**WORK TO COMPLETE**: Every line in the listing is to be echoed verbatim.
== GIVEN RECORDS
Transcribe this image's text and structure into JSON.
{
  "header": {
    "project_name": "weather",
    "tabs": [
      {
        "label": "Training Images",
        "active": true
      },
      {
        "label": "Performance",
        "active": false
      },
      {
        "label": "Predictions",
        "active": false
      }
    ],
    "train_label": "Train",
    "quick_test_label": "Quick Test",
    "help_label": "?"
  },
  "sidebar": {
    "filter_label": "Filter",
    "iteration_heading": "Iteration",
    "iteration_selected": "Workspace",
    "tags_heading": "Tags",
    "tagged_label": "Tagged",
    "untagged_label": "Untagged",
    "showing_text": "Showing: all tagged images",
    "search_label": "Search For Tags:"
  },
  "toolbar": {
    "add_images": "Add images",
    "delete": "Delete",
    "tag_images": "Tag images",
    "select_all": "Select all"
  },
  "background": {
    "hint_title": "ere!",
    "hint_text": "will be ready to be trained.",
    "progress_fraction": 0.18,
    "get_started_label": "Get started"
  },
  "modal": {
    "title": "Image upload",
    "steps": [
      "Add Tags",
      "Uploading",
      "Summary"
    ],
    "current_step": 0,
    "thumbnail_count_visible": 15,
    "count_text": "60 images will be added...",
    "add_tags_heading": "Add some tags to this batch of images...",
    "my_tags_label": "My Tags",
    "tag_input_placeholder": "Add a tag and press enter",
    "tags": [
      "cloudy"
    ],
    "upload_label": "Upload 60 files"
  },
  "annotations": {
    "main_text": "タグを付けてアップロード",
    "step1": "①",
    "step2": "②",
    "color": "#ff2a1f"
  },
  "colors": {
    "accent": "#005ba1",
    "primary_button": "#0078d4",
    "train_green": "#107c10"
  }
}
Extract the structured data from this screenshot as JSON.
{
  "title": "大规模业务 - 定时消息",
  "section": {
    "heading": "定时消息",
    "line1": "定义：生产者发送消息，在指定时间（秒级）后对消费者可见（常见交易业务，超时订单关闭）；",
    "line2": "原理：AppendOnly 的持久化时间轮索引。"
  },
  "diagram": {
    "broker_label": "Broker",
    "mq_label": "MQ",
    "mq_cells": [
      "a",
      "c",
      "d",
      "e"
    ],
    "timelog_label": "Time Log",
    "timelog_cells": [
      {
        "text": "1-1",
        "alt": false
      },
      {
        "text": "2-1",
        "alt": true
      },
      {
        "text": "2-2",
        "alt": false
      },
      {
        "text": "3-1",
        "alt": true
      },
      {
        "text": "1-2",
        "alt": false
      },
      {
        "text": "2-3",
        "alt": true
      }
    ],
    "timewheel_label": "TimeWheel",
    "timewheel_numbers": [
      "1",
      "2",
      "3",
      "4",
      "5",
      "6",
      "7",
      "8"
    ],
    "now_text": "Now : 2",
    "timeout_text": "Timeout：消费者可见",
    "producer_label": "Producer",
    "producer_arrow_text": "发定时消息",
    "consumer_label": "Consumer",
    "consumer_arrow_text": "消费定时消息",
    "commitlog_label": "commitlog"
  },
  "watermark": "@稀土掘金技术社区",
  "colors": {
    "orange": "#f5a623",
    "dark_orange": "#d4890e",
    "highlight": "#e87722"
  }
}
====
**RESULT OF THIS TASK**:
Transcribe this image's text and structure into JSON.
{
  "header": {
    "project_name": "weather",
    "tabs": [
      {
        "label": "Training Images",
        "active": true
      },
      {
        "label": "Performance",
        "active": false
      },
      {
        "label": "Predictions",
        "active": false
      }
    ],
    "train_label": "Train",
    "quick_test_label": "Quick Test",
    "help_label": "?"
  },
  "sidebar": {
    "filter_label": "Filter",
    "iteration_heading": "Iteration",
    "iteration_selected": "Workspace",
    "tags_heading": "Tags",
    "tagged_label": "Tagged",
    "untagged_label": "Untagged",
    "showing_text": "Showing: all tagged images",
    "search_label": "Search For Tags:"
  },
  "toolbar": {
    "add_images": "Add images",
    "delete": "Delete",
    "tag_images": "Tag images",
    "select_all": "Select all"
  },
  "background": {
    "hint_title": "ere!",
    "hint_text": "will be ready to be trained.",
    "progress_fraction": 0.18,
    "get_started_label": "Get started"
  },
  "modal": {
    "title": "Image upload",
    "steps": [
      "Add Tags",
      "Uploading",
      "Summary"
    ],
    "current_step": 0,
    "thumbnail_count_visible": 15,
    "count_text": "60 images will be added...",
    "add_tags_heading": "Add some tags to this batch of images...",
    "my_tags_label": "My Tags",
    "tag_input_placeholder": "Add a tag and press enter",
    "tags": [
      "cloudy"
    ],
    "upload_label": "Upload 60 files"
  },
  "annotations": {
    "main_text": "タグを付けてアップロード",
    "step1": "①",
    "step2": "②",
    "color": "#ff2a1f"
  },
  "colors": {
    "accent": "#005ba1",
    "primary_button": "#0078d4",
    "train_green": "#107c10"
  }
}
Extract the structured data from this screenshot as JSON.
{
  "title": "大规模业务 - 定时消息",
  "section": {
    "heading": "定时消息",
    "line1": "定义：生产者发送消息，在指定时间（秒级）后对消费者可见（常见交易业务，超时订单关闭）；",
    "line2": "原理：AppendOnly 的持久化时间轮索引。"
  },
  "diagram": {
    "broker_label": "Broker",
    "mq_label": "MQ",
    "mq_cells": [
      "a",
      "c",
      "d",
      "e"
    ],
    "timelog_label": "Time Log",
    "timelog_cells": [
      {
        "text": "1-1",
        "alt": false
      },
      {
        "text": "2-1",
        "alt": true
      },
      {
        "text": "2-2",
        "alt": false
      },
      {
        "text": "3-1",
        "alt": true
      },
      {
        "text": "1-2",
        "alt": false
      },
      {
        "text": "2-3",
        "alt": true
      }
    ],
    "timewheel_label": "TimeWheel",
    "timewheel_numbers": [
      "1",
      "2",
      "3",
      "4",
      "5",
      "6",
      "7",
      "8"
    ],
    "now_text": "Now : 2",
    "timeout_text": "Timeout：消费者可见",
    "producer_label": "Producer",
    "producer_arrow_text": "发定时消息",
    "consumer_label": "Consumer",
    "consumer_arrow_text": "消费定时消息",
    "commitlog_label": "commitlog"
  },
  "watermark": "@稀土掘金技术社区",
  "colors": {
    "orange": "#f5a623",
    "dark_orange": "#d4890e",
    "highlight": "#e87722"
  }
}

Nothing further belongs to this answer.